PCE has also toured its “invariably original and thought-provoking” programs (Baltimore Sun) to New York’s Guggenheim Museum and to the University of Chicago. PCE productions have been adapted by many American orchestras, including the Buffalo Philharmonic and North Carolina, South Dakota, El Paso, and Pacific Symphonies, as well as the Brevard and New Hampshire Music Festivals.  

The Ensemble made its sold-out Kennedy Center debut in 2005 with “Celebrating Don Quixote,” featuring a commissioned production of Manuel de Falla’s sublime puppet opera Master Peter’s Puppet Show, along with rarely heard works by Oscar Espla and Roberto Gerhard. Its reputation grew with presentations such as “Mexican Revolutionaries,” exploring how composers such as Silvestre Revueltas and painters including Diego Rivera became agents of social and political change, inspiring such Americans as Aaron Copland, Paul Strand, and John Steinbeck.

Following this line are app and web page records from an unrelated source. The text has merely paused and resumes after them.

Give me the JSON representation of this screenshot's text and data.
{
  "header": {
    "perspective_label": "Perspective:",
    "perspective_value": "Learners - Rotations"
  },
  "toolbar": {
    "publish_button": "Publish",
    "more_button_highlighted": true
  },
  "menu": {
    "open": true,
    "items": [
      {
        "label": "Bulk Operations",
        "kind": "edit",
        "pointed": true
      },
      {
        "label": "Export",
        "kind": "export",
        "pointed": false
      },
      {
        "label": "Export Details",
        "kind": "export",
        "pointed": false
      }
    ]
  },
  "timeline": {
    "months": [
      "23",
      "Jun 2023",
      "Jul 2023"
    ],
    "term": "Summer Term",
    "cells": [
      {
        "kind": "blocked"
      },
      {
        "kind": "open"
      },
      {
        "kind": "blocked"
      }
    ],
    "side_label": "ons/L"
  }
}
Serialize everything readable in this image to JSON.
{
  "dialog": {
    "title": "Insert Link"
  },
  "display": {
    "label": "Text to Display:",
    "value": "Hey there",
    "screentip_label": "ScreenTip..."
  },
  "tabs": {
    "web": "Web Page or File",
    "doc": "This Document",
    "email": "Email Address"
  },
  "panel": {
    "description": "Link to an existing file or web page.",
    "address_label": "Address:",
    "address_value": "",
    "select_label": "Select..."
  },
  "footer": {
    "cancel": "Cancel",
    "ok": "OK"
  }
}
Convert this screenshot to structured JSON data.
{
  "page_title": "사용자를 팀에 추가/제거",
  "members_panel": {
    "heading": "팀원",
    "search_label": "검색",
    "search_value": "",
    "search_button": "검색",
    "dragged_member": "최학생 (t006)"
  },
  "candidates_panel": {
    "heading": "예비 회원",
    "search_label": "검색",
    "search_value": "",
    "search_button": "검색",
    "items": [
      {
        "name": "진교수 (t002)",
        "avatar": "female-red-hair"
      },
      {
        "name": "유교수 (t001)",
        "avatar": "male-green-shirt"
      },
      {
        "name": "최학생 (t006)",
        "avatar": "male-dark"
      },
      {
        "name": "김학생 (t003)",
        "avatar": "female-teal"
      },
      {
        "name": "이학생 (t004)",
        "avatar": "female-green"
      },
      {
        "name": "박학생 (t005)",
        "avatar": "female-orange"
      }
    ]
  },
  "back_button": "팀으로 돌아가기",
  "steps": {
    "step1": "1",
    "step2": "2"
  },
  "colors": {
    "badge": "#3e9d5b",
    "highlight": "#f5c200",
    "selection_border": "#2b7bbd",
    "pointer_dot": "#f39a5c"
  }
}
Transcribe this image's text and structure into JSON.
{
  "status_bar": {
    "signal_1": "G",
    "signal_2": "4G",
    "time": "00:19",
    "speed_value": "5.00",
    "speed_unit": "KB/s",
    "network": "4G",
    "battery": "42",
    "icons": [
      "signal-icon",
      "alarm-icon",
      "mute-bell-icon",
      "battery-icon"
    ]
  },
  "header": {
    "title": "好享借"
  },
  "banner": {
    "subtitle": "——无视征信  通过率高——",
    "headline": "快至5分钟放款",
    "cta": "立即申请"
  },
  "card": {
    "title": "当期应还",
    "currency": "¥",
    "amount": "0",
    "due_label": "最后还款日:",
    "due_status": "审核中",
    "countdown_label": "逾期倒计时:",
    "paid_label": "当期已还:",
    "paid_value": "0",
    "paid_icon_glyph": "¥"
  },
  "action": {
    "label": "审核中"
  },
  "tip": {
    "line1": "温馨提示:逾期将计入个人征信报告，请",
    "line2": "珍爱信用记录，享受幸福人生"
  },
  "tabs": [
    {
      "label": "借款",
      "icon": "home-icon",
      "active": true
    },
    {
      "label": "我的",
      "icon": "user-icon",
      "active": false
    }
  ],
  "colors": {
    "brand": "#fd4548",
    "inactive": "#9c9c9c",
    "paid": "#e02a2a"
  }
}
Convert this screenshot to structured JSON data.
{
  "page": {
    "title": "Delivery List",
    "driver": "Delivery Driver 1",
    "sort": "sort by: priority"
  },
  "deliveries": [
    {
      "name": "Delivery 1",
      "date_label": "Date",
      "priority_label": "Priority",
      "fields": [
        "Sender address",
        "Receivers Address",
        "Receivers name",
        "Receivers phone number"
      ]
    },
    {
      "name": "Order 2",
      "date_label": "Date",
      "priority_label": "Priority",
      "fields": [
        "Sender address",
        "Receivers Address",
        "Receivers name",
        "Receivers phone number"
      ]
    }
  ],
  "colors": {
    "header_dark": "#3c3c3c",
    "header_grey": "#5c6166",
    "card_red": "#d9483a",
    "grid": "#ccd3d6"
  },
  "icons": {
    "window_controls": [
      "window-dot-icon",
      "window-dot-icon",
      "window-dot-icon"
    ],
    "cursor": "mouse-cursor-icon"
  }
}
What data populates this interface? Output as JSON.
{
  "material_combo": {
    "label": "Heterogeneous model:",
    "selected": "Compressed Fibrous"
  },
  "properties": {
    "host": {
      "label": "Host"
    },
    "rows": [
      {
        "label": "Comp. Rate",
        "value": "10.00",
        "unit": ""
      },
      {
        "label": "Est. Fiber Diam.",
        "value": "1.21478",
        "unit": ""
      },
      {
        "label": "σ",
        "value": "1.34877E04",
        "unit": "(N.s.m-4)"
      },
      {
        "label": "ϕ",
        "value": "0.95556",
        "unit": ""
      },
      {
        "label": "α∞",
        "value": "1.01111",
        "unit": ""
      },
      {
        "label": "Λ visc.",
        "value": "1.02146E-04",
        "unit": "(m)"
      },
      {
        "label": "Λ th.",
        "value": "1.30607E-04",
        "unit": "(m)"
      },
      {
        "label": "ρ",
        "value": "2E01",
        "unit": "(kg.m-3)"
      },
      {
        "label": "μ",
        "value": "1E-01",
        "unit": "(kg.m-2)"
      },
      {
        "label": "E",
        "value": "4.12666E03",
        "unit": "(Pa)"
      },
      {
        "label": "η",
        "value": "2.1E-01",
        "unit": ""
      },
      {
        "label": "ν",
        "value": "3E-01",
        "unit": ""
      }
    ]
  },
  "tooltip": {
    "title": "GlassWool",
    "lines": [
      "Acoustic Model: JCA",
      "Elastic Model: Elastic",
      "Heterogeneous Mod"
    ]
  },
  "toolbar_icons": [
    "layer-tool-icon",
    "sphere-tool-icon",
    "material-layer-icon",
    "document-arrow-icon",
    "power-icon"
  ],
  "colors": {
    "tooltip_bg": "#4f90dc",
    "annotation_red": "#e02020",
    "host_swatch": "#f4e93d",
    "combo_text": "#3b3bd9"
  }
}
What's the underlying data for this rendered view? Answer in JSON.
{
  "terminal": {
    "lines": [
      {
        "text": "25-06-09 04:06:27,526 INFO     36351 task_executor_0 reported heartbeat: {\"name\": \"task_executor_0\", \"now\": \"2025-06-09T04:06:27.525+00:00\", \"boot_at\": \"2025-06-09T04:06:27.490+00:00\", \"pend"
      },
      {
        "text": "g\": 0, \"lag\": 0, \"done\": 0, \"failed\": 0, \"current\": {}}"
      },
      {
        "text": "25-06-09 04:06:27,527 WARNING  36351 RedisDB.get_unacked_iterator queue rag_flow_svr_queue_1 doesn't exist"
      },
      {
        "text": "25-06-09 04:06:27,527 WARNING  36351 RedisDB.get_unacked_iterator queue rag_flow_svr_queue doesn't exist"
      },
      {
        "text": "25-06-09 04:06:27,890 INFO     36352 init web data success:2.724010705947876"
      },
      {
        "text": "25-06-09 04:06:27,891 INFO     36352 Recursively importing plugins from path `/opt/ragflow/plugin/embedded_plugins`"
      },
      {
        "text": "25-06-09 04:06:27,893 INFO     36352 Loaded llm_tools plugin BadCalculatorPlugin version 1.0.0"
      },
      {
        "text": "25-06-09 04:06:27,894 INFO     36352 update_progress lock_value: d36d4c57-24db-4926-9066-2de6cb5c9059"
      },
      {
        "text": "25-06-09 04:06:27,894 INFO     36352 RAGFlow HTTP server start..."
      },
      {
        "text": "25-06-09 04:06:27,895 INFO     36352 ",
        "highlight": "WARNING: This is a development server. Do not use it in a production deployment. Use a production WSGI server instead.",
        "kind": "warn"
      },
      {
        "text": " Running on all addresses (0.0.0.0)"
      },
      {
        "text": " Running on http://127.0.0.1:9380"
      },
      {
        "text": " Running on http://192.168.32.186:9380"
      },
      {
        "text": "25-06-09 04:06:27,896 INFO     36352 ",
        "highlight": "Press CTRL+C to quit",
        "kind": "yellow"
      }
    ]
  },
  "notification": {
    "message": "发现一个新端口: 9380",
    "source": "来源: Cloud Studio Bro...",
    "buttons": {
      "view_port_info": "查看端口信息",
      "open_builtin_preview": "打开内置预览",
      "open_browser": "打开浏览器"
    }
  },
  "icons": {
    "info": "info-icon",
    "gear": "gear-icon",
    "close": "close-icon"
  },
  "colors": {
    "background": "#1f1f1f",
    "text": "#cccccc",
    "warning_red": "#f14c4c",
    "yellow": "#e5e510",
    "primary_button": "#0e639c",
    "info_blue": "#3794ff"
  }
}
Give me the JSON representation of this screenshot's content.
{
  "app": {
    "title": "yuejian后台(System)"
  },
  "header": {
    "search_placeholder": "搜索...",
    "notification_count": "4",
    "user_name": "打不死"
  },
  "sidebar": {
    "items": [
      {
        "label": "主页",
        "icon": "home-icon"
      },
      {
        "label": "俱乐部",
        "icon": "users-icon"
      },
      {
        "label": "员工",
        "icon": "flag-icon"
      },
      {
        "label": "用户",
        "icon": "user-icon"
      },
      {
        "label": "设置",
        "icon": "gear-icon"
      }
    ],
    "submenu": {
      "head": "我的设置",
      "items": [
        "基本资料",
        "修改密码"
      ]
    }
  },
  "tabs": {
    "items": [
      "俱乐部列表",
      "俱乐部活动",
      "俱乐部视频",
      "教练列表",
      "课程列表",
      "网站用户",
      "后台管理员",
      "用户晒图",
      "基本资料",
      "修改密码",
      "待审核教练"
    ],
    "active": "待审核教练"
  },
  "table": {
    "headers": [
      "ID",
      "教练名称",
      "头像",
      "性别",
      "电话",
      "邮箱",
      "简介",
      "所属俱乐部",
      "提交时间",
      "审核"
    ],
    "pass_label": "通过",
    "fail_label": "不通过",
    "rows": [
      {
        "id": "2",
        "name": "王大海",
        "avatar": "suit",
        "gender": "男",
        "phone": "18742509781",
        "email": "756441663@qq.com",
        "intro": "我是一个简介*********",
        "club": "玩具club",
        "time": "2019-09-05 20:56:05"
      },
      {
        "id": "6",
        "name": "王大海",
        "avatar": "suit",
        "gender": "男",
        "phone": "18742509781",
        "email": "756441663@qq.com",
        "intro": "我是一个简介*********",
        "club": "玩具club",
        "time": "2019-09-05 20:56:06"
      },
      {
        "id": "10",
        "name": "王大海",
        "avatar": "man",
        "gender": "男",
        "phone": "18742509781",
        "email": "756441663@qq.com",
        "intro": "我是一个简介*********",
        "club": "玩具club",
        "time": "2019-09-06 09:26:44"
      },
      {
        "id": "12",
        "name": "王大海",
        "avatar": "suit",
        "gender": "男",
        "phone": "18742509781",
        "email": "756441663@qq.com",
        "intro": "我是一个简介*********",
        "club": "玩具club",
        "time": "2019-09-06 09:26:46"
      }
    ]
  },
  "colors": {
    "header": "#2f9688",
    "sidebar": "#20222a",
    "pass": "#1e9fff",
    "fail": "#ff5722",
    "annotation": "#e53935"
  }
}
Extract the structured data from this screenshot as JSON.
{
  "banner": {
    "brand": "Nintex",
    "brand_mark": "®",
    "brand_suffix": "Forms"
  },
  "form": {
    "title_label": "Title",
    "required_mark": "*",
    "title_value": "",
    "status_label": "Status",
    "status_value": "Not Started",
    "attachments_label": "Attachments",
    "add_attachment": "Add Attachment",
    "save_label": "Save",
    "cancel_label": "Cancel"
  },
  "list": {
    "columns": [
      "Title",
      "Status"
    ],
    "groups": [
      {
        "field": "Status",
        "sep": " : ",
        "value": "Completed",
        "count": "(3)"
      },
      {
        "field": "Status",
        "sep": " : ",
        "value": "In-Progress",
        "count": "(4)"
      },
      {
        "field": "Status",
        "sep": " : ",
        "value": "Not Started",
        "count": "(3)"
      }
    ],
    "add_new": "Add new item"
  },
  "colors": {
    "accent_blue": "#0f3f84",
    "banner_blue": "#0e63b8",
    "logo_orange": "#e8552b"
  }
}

Twentieth and twenty-first century  composers whose music PCE has commissioned and/or premiered include Manuel de Falla, Ana Lara, Mario Lavista, Daniel Schnyder, David Taylor, and Zhou Long. PCE has collaborated with such artists as pianists Jeremy Denk, Benjamin Pasternak, Alexander Toradze, and William Wolfram, clarinetist David Krakauer, baritones Christòpheren Nomura and William Sharp, bass-baritone Kevin Deas, pipa virtuoso Min Xiao-fen, and internationally prominent folk music, gamelan, and flamenco artists.